A second instance comes in Jesus' words to the money changers.  We are used to hearing Jesus say, “You have turned my Father's house into a den of robbers,” or thieves or something along those lines.  But John uses the term, “marketplace.”  This word creates a different image for us.  Instead of money changers out to swindle the people and turn a tidy profit (like the money changers Joelene and I saw in Prague), this gives us an image of people participating in an open market.  Again I'm picturing the main square in Prague in front of the cathedrals of St. Nicholas or Our Lady before Tyn, with all kinds of vendors, food stalls and entertainers bustling around.

And at the temple, that may have been factually true.  But it can also hide a deeper truth of what John is getting at.  How do we see God and Church in our lives?  A larger truth is that we should see God and Church not as commodities to be sold and purchased on the open market, but as part and parcel of who we are.

A third instance comes in the discussion of the temple.  Facts are verifiable and quantifiable.  Facts are those things which we can see.  In the case of the temple, how people had always talked about the temple clouded their vision.  The temple is this building around us.  The temple has taken 46 years to build, and parts of it are still under construction.  Facts tell us this is where we have always, and will always, worship.
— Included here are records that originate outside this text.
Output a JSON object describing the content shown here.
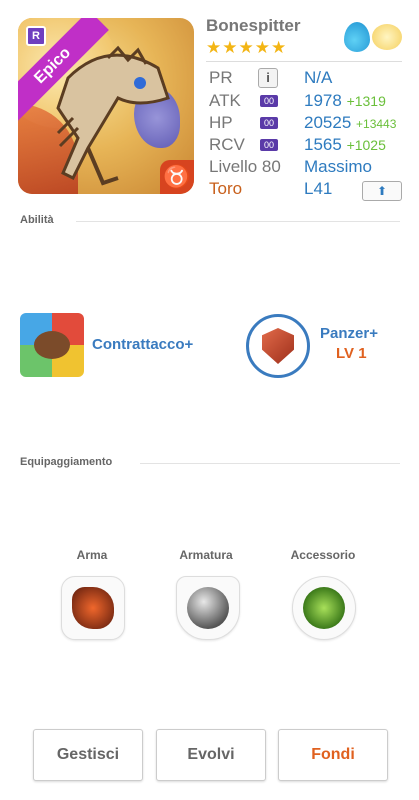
{
  "monster": {
    "name": "Bonespitter",
    "stars": "★★★★★",
    "rarity_badge": "R",
    "rarity": "Epico",
    "zodiac_symbol": "♉"
  },
  "stats": {
    "pr_label": "PR",
    "pr_value": "N/A",
    "atk_label": "ATK",
    "atk_value": "1978",
    "atk_plus": "+1319",
    "hp_label": "HP",
    "hp_value": "20525",
    "hp_plus": "+13443",
    "rcv_label": "RCV",
    "rcv_value": "1565",
    "rcv_plus": "+1025",
    "level_label": "Livello 80",
    "level_value": "Massimo",
    "zodiac_label": "Toro",
    "zodiac_value": "L41",
    "tag": "00",
    "info_symbol": "i",
    "up_symbol": "⬆"
  },
  "sections": {
    "abilities": "Abilità",
    "equipment": "Equipaggiamento"
  },
  "skills": {
    "active_name": "Contrattacco+",
    "leader_name": "Panzer+",
    "leader_level": "LV 1"
  },
  "equipment": {
    "weapon": "Arma",
    "armor": "Armatura",
    "accessory": "Accessorio"
  },
  "buttons": {
    "manage": "Gestisci",
    "evolve": "Evolvi",
    "fuse": "Fondi"
  },
  "colors": {
    "stat_blue": "#2e7bbf",
    "bonus_green": "#6abf3a",
    "accent_orange": "#e0611f",
    "rarity_purple": "#c02fc7"
  }
}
But John is going for a larger truth.  For John, the truth is that the temple is not made with human hands.  The truth is that the body of Jesus is the new temple.  “Destroy this temple,” reveals the truth that those to whom he was talking to would set in motion the earthly destruction of Jesus.

And, of course, there is the ultimate truth John points to in the resurrection.

Facts and truth.  Sometimes we can get so hung up on ensuring all the facts are correct that we miss the larger gospel truths.  As you journey through Lent, may you focus less on the fact of your discipline and more on the greater truth that might be hiding from you.

Amen.